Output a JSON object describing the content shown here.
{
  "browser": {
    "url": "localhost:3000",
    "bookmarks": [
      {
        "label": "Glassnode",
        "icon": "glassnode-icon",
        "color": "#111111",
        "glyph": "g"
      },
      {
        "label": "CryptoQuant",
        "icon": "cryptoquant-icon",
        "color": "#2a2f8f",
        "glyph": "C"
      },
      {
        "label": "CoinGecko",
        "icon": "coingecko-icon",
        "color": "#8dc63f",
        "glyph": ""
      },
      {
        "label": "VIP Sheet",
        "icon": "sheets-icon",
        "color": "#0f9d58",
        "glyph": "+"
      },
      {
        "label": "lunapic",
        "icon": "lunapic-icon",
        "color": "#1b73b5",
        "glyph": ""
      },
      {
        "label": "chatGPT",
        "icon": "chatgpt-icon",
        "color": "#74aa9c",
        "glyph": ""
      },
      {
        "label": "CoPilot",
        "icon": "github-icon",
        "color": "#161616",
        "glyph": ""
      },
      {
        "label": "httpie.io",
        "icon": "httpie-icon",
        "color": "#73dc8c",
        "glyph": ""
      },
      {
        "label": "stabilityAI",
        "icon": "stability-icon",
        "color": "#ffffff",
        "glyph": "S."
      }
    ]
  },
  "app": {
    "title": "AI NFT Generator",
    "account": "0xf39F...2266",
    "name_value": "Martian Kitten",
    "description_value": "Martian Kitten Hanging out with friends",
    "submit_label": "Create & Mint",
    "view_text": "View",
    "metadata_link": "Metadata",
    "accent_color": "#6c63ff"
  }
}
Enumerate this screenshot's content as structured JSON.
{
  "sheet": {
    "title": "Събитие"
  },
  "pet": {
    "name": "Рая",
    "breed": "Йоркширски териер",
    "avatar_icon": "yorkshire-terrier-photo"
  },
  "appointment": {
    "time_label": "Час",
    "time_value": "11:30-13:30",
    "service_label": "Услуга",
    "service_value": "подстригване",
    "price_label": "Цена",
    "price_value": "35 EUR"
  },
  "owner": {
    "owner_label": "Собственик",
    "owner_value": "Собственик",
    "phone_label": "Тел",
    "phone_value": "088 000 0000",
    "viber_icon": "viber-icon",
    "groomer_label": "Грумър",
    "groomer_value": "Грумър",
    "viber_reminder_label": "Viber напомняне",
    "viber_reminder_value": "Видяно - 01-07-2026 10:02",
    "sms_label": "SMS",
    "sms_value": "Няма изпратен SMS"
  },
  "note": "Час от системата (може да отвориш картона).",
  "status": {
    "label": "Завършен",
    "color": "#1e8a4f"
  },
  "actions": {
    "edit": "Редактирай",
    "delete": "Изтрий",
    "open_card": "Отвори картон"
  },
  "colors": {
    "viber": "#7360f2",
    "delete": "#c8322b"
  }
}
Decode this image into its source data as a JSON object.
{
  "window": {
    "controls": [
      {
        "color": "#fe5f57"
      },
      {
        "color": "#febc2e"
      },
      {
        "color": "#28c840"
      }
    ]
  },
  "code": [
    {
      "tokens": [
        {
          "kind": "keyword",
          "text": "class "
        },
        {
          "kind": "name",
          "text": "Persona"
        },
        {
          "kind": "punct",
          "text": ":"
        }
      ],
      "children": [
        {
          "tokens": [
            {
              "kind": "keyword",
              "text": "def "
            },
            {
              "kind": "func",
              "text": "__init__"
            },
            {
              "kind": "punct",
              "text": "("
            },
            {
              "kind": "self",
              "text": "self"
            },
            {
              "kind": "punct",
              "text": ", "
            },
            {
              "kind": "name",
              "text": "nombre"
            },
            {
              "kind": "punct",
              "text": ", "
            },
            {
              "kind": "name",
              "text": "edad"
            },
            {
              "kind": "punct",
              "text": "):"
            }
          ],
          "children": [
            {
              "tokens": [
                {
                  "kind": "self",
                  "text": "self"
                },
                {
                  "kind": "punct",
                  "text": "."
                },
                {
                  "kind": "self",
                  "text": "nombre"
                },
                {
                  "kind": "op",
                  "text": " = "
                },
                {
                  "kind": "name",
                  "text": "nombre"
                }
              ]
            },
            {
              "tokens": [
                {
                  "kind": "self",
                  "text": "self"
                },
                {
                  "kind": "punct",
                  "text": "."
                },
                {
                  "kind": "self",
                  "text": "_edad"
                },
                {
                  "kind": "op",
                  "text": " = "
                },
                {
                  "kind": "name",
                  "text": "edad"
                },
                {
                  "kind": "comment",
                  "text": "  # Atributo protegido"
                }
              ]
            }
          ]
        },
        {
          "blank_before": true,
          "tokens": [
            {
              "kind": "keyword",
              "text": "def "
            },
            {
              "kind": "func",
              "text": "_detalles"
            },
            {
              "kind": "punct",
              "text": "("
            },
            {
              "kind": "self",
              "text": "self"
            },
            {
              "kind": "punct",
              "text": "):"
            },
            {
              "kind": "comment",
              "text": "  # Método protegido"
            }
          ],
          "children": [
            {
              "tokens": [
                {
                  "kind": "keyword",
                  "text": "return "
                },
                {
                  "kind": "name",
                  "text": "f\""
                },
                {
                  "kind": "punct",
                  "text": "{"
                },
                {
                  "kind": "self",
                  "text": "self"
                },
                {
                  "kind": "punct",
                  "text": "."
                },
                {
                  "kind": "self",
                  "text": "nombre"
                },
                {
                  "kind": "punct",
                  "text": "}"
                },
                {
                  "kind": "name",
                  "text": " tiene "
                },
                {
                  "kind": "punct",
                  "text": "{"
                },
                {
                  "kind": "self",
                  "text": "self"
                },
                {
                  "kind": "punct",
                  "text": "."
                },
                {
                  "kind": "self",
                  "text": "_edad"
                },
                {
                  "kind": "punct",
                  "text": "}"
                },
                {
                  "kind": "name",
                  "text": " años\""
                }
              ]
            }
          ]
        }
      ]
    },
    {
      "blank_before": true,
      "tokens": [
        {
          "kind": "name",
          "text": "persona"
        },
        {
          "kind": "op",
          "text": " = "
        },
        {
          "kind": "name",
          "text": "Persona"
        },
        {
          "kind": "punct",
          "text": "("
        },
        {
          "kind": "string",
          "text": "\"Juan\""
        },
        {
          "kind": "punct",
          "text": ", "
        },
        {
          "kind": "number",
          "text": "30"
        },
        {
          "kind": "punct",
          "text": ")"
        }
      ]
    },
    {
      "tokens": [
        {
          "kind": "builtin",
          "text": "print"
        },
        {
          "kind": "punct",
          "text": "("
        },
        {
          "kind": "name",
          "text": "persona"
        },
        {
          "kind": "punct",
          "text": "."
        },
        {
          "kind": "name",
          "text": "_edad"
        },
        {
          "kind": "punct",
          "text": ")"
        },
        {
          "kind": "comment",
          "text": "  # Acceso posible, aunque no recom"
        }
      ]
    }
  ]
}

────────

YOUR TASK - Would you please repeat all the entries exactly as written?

EXERCISE RESULT -
Output a JSON object describing the content shown here.
{
  "browser": {
    "url": "localhost:3000",
    "bookmarks": [
      {
        "label": "Glassnode",
        "icon": "glassnode-icon",
        "color": "#111111",
        "glyph": "g"
      },
      {
        "label": "CryptoQuant",
        "icon": "cryptoquant-icon",
        "color": "#2a2f8f",
        "glyph": "C"
      },
      {
        "label": "CoinGecko",
        "icon": "coingecko-icon",
        "color": "#8dc63f",
        "glyph": ""
      },
      {
        "label": "VIP Sheet",
        "icon": "sheets-icon",
        "color": "#0f9d58",
        "glyph": "+"
      },
      {
        "label": "lunapic",
        "icon": "lunapic-icon",
        "color": "#1b73b5",
        "glyph": ""
      },
      {
        "label": "chatGPT",
        "icon": "chatgpt-icon",
        "color": "#74aa9c",
        "glyph": ""
      },
      {
        "label": "CoPilot",
        "icon": "github-icon",
        "color": "#161616",
        "glyph": ""
      },
      {
        "label": "httpie.io",
        "icon": "httpie-icon",
        "color": "#73dc8c",
        "glyph": ""
      },
      {
        "label": "stabilityAI",
        "icon": "stability-icon",
        "color": "#ffffff",
        "glyph": "S."
      }
    ]
  },
  "app": {
    "title": "AI NFT Generator",
    "account": "0xf39F...2266",
    "name_value": "Martian Kitten",
    "description_value": "Martian Kitten Hanging out with friends",
    "submit_label": "Create & Mint",
    "view_text": "View",
    "metadata_link": "Metadata",
    "accent_color": "#6c63ff"
  }
}
Enumerate this screenshot's content as structured JSON.
{
  "sheet": {
    "title": "Събитие"
  },
  "pet": {
    "name": "Рая",
    "breed": "Йоркширски териер",
    "avatar_icon": "yorkshire-terrier-photo"
  },
  "appointment": {
    "time_label": "Час",
    "time_value": "11:30-13:30",
    "service_label": "Услуга",
    "service_value": "подстригване",
    "price_label": "Цена",
    "price_value": "35 EUR"
  },
  "owner": {
    "owner_label": "Собственик",
    "owner_value": "Собственик",
    "phone_label": "Тел",
    "phone_value": "088 000 0000",
    "viber_icon": "viber-icon",
    "groomer_label": "Грумър",
    "groomer_value": "Грумър",
    "viber_reminder_label": "Viber напомняне",
    "viber_reminder_value": "Видяно - 01-07-2026 10:02",
    "sms_label": "SMS",
    "sms_value": "Няма изпратен SMS"
  },
  "note": "Час от системата (може да отвориш картона).",
  "status": {
    "label": "Завършен",
    "color": "#1e8a4f"
  },
  "actions": {
    "edit": "Редактирай",
    "delete": "Изтрий",
    "open_card": "Отвори картон"
  },
  "colors": {
    "viber": "#7360f2",
    "delete": "#c8322b"
  }
}
Decode this image into its source data as a JSON object.
{
  "window": {
    "controls": [
      {
        "color": "#fe5f57"
      },
      {
        "color": "#febc2e"
      },
      {
        "color": "#28c840"
      }
    ]
  },
  "code": [
    {
      "tokens": [
        {
          "kind": "keyword",
          "text": "class "
        },
        {
          "kind": "name",
          "text": "Persona"
        },
        {
          "kind": "punct",
          "text": ":"
        }
      ],
      "children": [
        {
          "tokens": [
            {
              "kind": "keyword",
              "text": "def "
            },
            {
              "kind": "func",
              "text": "__init__"
            },
            {
              "kind": "punct",
              "text": "("
            },
            {
              "kind": "self",
              "text": "self"
            },
            {
              "kind": "punct",
              "text": ", "
            },
            {
              "kind": "name",
              "text": "nombre"
            },
            {
              "kind": "punct",
              "text": ", "
            },
            {
              "kind": "name",
              "text": "edad"
            },
            {
              "kind": "punct",
              "text": "):"
            }
          ],
          "children": [
            {
              "tokens": [
                {
                  "kind": "self",
                  "text": "self"
                },
                {
                  "kind": "punct",
                  "text": "."
                },
                {
                  "kind": "self",
                  "text": "nombre"
                },
                {
                  "kind": "op",
                  "text": " = "
                },
                {
                  "kind": "name",
                  "text": "nombre"
                }
              ]
            },
            {
              "tokens": [
                {
                  "kind": "self",
                  "text": "self"
                },
                {
                  "kind": "punct",
                  "text": "."
                },
                {
                  "kind": "self",
                  "text": "_edad"
                },
                {
                  "kind": "op",
                  "text": " = "
                },
                {
                  "kind": "name",
                  "text": "edad"
                },
                {
                  "kind": "comment",
                  "text": "  # Atributo protegido"
                }
              ]
            }
          ]
        },
        {
          "blank_before": true,
          "tokens": [
            {
              "kind": "keyword",
              "text": "def "
            },
            {
              "kind": "func",
              "text": "_detalles"
            },
            {
              "kind": "punct",
              "text": "("
            },
            {
              "kind": "self",
              "text": "self"
            },
            {
              "kind": "punct",
              "text": "):"
            },
            {
              "kind": "comment",
              "text": "  # Método protegido"
            }
          ],
          "children": [
            {
              "tokens": [
                {
                  "kind": "keyword",
                  "text": "return "
                },
                {
                  "kind": "name",
                  "text": "f\""
                },
                {
                  "kind": "punct",
                  "text": "{"
                },
                {
                  "kind": "self",
                  "text": "self"
                },
                {
                  "kind": "punct",
                  "text": "."
                },
                {
                  "kind": "self",
                  "text": "nombre"
                },
                {
                  "kind": "punct",
                  "text": "}"
                },
                {
                  "kind": "name",
                  "text": " tiene "
                },
                {
                  "kind": "punct",
                  "text": "{"
                },
                {
                  "kind": "self",
                  "text": "self"
                },
                {
                  "kind": "punct",
                  "text": "."
                },
                {
                  "kind": "self",
                  "text": "_edad"
                },
                {
                  "kind": "punct",
                  "text": "}"
                },
                {
                  "kind": "name",
                  "text": " años\""
                }
              ]
            }
          ]
        }
      ]
    },
    {
      "blank_before": true,
      "tokens": [
        {
          "kind": "name",
          "text": "persona"
        },
        {
          "kind": "op",
          "text": " = "
        },
        {
          "kind": "name",
          "text": "Persona"
        },
        {
          "kind": "punct",
          "text": "("
        },
        {
          "kind": "string",
          "text": "\"Juan\""
        },
        {
          "kind": "punct",
          "text": ", "
        },
        {
          "kind": "number",
          "text": "30"
        },
        {
          "kind": "punct",
          "text": ")"
        }
      ]
    },
    {
      "tokens": [
        {
          "kind": "builtin",
          "text": "print"
        },
        {
          "kind": "punct",
          "text": "("
        },
        {
          "kind": "name",
          "text": "persona"
        },
        {
          "kind": "punct",
          "text": "."
        },
        {
          "kind": "name",
          "text": "_edad"
        },
        {
          "kind": "punct",
          "text": ")"
        },
        {
          "kind": "comment",
          "text": "  # Acceso posible, aunque no recom"
        }
      ]
    }
  ]
}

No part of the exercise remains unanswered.